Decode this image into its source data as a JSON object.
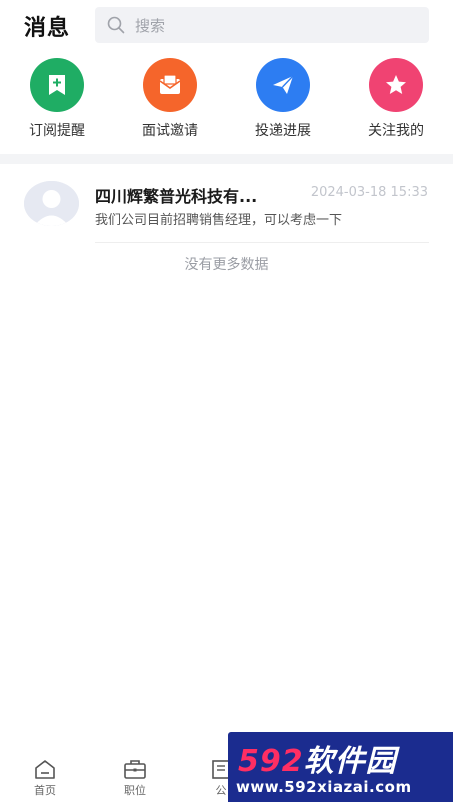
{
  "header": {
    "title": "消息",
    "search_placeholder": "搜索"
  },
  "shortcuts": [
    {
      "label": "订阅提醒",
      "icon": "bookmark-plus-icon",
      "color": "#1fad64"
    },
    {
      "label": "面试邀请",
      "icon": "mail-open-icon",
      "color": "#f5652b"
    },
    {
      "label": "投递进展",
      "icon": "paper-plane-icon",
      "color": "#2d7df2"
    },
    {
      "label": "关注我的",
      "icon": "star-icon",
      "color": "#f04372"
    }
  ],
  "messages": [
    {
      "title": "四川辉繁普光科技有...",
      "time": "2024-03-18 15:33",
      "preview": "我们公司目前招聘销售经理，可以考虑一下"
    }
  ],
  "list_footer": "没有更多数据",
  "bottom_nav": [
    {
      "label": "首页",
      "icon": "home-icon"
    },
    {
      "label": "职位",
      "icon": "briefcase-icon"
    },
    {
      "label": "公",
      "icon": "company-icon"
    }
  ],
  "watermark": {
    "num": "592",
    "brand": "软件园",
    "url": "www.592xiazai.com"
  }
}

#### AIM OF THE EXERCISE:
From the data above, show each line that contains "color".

#### SOLUTION TO THE EXERCISE:
      "color": "#1fad64"
      "color": "#f5652b"
      "color": "#2d7df2"
      "color": "#f04372"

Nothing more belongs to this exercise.